■ **Description of the task**
Print each entry below precisely as shown.
--------------------------------------------------
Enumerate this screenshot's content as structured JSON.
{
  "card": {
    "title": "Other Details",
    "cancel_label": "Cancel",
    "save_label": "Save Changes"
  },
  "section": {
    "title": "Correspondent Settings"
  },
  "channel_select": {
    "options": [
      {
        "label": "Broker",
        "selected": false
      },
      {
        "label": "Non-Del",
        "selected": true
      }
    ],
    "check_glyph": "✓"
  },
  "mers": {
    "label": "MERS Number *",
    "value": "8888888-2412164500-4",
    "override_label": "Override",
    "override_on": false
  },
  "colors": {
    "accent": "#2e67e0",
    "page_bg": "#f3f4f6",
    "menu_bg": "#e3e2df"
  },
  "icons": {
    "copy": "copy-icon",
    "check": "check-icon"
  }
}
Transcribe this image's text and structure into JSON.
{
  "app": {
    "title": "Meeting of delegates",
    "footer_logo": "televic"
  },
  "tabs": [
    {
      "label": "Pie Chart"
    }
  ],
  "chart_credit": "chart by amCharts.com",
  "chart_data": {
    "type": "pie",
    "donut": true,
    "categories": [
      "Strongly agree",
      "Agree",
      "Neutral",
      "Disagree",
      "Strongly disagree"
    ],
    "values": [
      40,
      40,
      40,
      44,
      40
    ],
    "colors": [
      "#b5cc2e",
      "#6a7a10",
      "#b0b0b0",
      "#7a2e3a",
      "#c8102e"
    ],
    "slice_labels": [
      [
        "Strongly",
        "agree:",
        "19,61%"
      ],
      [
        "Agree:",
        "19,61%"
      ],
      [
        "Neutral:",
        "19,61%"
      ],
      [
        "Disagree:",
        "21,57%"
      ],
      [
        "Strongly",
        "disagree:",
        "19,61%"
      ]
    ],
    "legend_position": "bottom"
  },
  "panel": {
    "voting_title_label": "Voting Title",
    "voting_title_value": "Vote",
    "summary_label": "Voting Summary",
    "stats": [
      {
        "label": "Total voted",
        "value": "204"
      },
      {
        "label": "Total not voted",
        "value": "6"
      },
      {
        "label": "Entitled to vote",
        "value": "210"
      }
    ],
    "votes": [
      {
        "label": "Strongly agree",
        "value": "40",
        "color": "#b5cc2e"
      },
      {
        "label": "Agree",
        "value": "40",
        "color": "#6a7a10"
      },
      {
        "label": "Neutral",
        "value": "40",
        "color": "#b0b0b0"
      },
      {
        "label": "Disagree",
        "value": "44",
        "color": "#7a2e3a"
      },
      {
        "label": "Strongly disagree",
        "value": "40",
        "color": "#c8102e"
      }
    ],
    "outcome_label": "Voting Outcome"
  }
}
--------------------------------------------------
■ **Answer for the task**
Enumerate this screenshot's content as structured JSON.
{
  "card": {
    "title": "Other Details",
    "cancel_label": "Cancel",
    "save_label": "Save Changes"
  },
  "section": {
    "title": "Correspondent Settings"
  },
  "channel_select": {
    "options": [
      {
        "label": "Broker",
        "selected": false
      },
      {
        "label": "Non-Del",
        "selected": true
      }
    ],
    "check_glyph": "✓"
  },
  "mers": {
    "label": "MERS Number *",
    "value": "8888888-2412164500-4",
    "override_label": "Override",
    "override_on": false
  },
  "colors": {
    "accent": "#2e67e0",
    "page_bg": "#f3f4f6",
    "menu_bg": "#e3e2df"
  },
  "icons": {
    "copy": "copy-icon",
    "check": "check-icon"
  }
}
Transcribe this image's text and structure into JSON.
{
  "app": {
    "title": "Meeting of delegates",
    "footer_logo": "televic"
  },
  "tabs": [
    {
      "label": "Pie Chart"
    }
  ],
  "chart_credit": "chart by amCharts.com",
  "chart_data": {
    "type": "pie",
    "donut": true,
    "categories": [
      "Strongly agree",
      "Agree",
      "Neutral",
      "Disagree",
      "Strongly disagree"
    ],
    "values": [
      40,
      40,
      40,
      44,
      40
    ],
    "colors": [
      "#b5cc2e",
      "#6a7a10",
      "#b0b0b0",
      "#7a2e3a",
      "#c8102e"
    ],
    "slice_labels": [
      [
        "Strongly",
        "agree:",
        "19,61%"
      ],
      [
        "Agree:",
        "19,61%"
      ],
      [
        "Neutral:",
        "19,61%"
      ],
      [
        "Disagree:",
        "21,57%"
      ],
      [
        "Strongly",
        "disagree:",
        "19,61%"
      ]
    ],
    "legend_position": "bottom"
  },
  "panel": {
    "voting_title_label": "Voting Title",
    "voting_title_value": "Vote",
    "summary_label": "Voting Summary",
    "stats": [
      {
        "label": "Total voted",
        "value": "204"
      },
      {
        "label": "Total not voted",
        "value": "6"
      },
      {
        "label": "Entitled to vote",
        "value": "210"
      }
    ],
    "votes": [
      {
        "label": "Strongly agree",
        "value": "40",
        "color": "#b5cc2e"
      },
      {
        "label": "Agree",
        "value": "40",
        "color": "#6a7a10"
      },
      {
        "label": "Neutral",
        "value": "40",
        "color": "#b0b0b0"
      },
      {
        "label": "Disagree",
        "value": "44",
        "color": "#7a2e3a"
      },
      {
        "label": "Strongly disagree",
        "value": "40",
        "color": "#c8102e"
      }
    ],
    "outcome_label": "Voting Outcome"
  }
}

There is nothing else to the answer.